pink Champagne. A tad retro wouldn't you say? But I guess that is their color n’est-pas? In France we call them rosés.
Okay, mon ami, let's equip you with some good information...
So rosés are made from red grapes, oui? Mais non, Champagne grapes (chardonnay, pinot noir, pinot meunier) produce white “juice” and it is just the skins that are red. (Yes, this confuses even my Parisian friends…but of course not my Burgundy friends, they love a chance to make my city friends feel naive.)
So how do we make “pink” Champagne (ah, I mean rosé)? Rosé Champagnes are generally made in the same way as blanc (white) Champagnes. However, to get that exquisite rosé color and profile, an extra step is needed. There are two ways:
1. Rosé de Saignée: In a rosé de saignée (such as a Billiot) the juice is allowed to sit for a longer period with the red grape skins, picking up some of the red pigment. The subsequent wine* will have this light red color.
2. Blending: Many rosé Champagnes are made by blending in a red still wine with white Champagne (à la Dumangin). In other words, the producers ferment some red grapes separately to make a red wine and this is later blended in with the white Champagne.
Champagne snobs believe saignée to be the best method, but, as Americans say, I let the Champagnes speak for themselves.
*Oui, Champagnes are wines - just wine that has been fermented twice.
**See rosé food pairings to show them the true gourmand you are!
Ah, these delightful fish start appearing April 1st when children celebrate "Poisson d’Avril" using paper fish to play tricks.
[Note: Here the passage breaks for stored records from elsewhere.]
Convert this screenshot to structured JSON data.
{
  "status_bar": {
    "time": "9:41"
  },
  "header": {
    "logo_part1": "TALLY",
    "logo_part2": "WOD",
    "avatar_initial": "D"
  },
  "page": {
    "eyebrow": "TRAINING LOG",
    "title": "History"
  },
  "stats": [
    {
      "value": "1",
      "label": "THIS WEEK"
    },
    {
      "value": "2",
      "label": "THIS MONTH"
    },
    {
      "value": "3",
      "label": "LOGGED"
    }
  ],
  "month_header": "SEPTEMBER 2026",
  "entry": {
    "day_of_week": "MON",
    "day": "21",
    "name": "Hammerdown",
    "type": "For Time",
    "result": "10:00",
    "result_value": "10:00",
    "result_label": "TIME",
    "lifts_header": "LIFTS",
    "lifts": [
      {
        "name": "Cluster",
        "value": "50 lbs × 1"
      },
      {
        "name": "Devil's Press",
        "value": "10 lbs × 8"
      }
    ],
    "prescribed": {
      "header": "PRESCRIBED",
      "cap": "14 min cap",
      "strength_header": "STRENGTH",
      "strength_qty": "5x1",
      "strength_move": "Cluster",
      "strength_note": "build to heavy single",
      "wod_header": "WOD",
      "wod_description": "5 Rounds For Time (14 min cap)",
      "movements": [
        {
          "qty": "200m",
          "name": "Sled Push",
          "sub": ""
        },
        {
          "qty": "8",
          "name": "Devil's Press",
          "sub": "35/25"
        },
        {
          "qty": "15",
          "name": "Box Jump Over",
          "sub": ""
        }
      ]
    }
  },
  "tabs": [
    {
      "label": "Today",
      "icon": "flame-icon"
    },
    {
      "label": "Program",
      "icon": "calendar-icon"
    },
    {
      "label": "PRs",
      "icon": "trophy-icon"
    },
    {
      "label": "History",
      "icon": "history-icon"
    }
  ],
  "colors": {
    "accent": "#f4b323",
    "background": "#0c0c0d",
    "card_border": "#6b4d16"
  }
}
As l'enfant terrible, moi, taped fish on the backs of the nuns and ran trembling and yelling «Poisson d’Avril!» And you say we French are different...
As I write, I sit with a beautiful friend toasting Spring with a Margaine Demi-Sec and savoring delicious little chocolate fish. I chose a demi-sec to complement the sweetness of the chocolate, but any of my boutique Champagnes would be exquiste with chocolate - explore my Reserve).
Later, we will choose to be naughty in other ways.
is the favorite food pairing at any tasting I do - rivaling potato chips that is! It is so simple mes amis...
2 Bags of Plain Microwave Popcorn
3 oz. D'Artagnan Black Truffle Butter
1/2 cup Shaved Pecorino Cheese
A Sprinkling of Sea Salt to Taste
I will be serving it with Diebolt-Vallois Prestige Blanc de Blancs (in honor of Paris' fashion week - the house Champagne at the George V).